An apparatus for detecting and quantifying bacterial spores on a surface including lanthanide ions and aromatic molecules released from the bacterial spores on the surface. The apparatus in FIG. 2 comprises a UV-light radiation device (10) for exciting a complex of a Tb3+ion and DPA/DP to generate a characteristic luminescence of the complex on a surface. The source for the UV-light was a Xenon flash lamp, which was approximately 5 cm away the test surface (50). Between the Xenon flash lamp and the test surface were two C-amount elliptical lenses (20, 30) (40 represents the space in between the lenses). The Xenon flash lamp and the test substrate were positioned at an angle of 45 degrees to each other. The area of irradiation by the Xenon flash lamp was observed by a microscope objective (60) with a red bandpass filter (70) suitable for detecting and quantifying bacterial spores exhibiting the luminescence of the complex on the surface. The image was transferred from the microscope to the imaging device (80) for imaging bacterial spores exhibiting the luminescence, using an imageX nanoCCD camera (Photonic Research Systems Ltd, United Kingdom). The pixel size on the camera is 11.6 microns horizontal by 11.2 microns vertical and the camera has a chip with 752×582 pixels on a 10.25 mm×8.5 mm vertical area. Lifetime gated images were captured with a 100-μs delay integrating for 2 milliseconds. 6 to 13 images were taken over different areas of the medium. Each image captured an actual agarose area of 3.2 mm2 at 40× magnification. The spatial resolution is a function of the camera, the camera objective and the microscope camera port. The microscope image is projected onto the camera port that then determines the spatial resolution.

While several illustrative embodiments have been shown and described in the above description, numerous variations and alternative embodiments will occur to those skilled in the art. Such variations and alternative embodiments are contemplated, and can be made without departing from the scope of the invention as defined in the appended claims.

Referenced by
Citing PatentFiling datePublication dateApplicantTitle
US7563615Apr 14, 2006Jul 21, 2009California Institute Of TechnologyApparatus and method for automated monitoring of airborne bacterial spores
US7608419Nov 12, 2004Oct 27, 2009California Institute Of TechnologyMethod and apparatus for detecting and quantifying bacterial spores on a surface
US7611862Jan 12, 2006Nov 3, 2009California Institute Of TechnologyUsing lanthanide ions to complex with and illuminate bacterial polypeptide on surface; sterility testing
US8173359Jun 4, 2007May 8, 2012California Institute Of TechnologyUsing lateral flow immunoassay comprising positively charged multidentate ligand lanthanide complex to detect endospore concentration

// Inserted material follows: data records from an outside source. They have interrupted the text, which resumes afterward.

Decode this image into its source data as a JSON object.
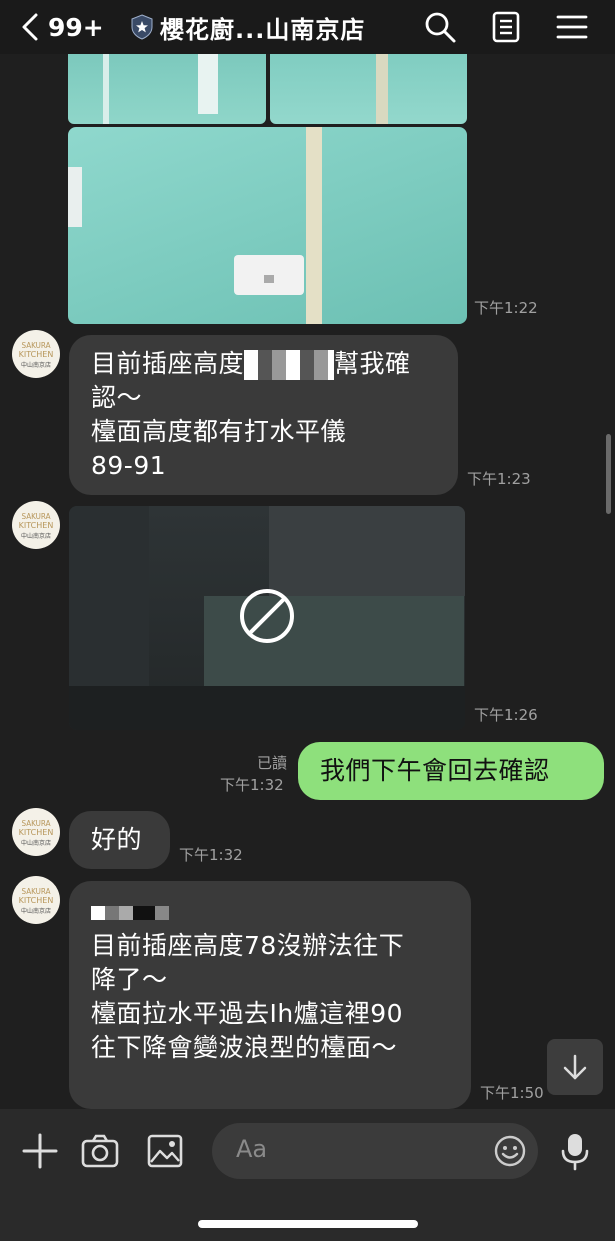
{
  "header": {
    "unread_count": "99+",
    "title": "櫻花廚...山南京店"
  },
  "messages": {
    "m1_time": "下午1:22",
    "m2_line1": "目前插座高度",
    "m2_line1b": "幫我確",
    "m2_line2": "認～",
    "m2_line3": "檯面高度都有打水平儀",
    "m2_line4": "89-91",
    "m2_time": "下午1:23",
    "m3_time": "下午1:26",
    "m4_read": "已讀",
    "m4_time": "下午1:32",
    "m4_text": "我們下午會回去確認",
    "m5_text": "好的",
    "m5_time": "下午1:32",
    "m6_line2": "目前插座高度78沒辦法往下",
    "m6_line3": "降了～",
    "m6_line4": "檯面拉水平過去Ih爐這裡90",
    "m6_line5": "往下降會變波浪型的檯面～",
    "m6_time": "下午1:50"
  },
  "avatar": {
    "line1": "SAKURA",
    "line2": "KITCHEN",
    "line3": "中山南京店"
  },
  "input": {
    "placeholder": "Aa"
  },
  "icons": [
    "chevron-left-icon",
    "shield-star-icon",
    "search-icon",
    "notes-icon",
    "menu-icon",
    "plus-icon",
    "camera-icon",
    "image-icon",
    "emoji-icon",
    "microphone-icon",
    "arrow-down-icon",
    "blocked-icon"
  ],
  "colors": {
    "my_bubble": "#8ee07c",
    "their_bubble": "#3a3a3a",
    "background": "#1f1f1f"
  }
}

Classifications
U.S. Classification435/31, 435/34, 435/287.1
International ClassificationC12M3/00, C12Q1/04, C12Q1/22
Cooperative ClassificationG01N33/56911, C12Q1/22, G01N33/543, C12Q1/06
European ClassificationG01N33/569D, G01N33/543, C12M1/26B, C12Q1/06, C12Q1/22
Legal Events
DateCodeEventDescription
Sep 1, 2006ASAssignment
Owner name: CALIFORNIA INSTITUTE OF TECHNOLOGY, CALIFORNIA
Free format text: ASSIGNMENT OF ASSIGNORS INTEREST;ASSIGNOR:PONCE, ADRIAN;REEL/FRAME:018254/0087
Effective date: 20060829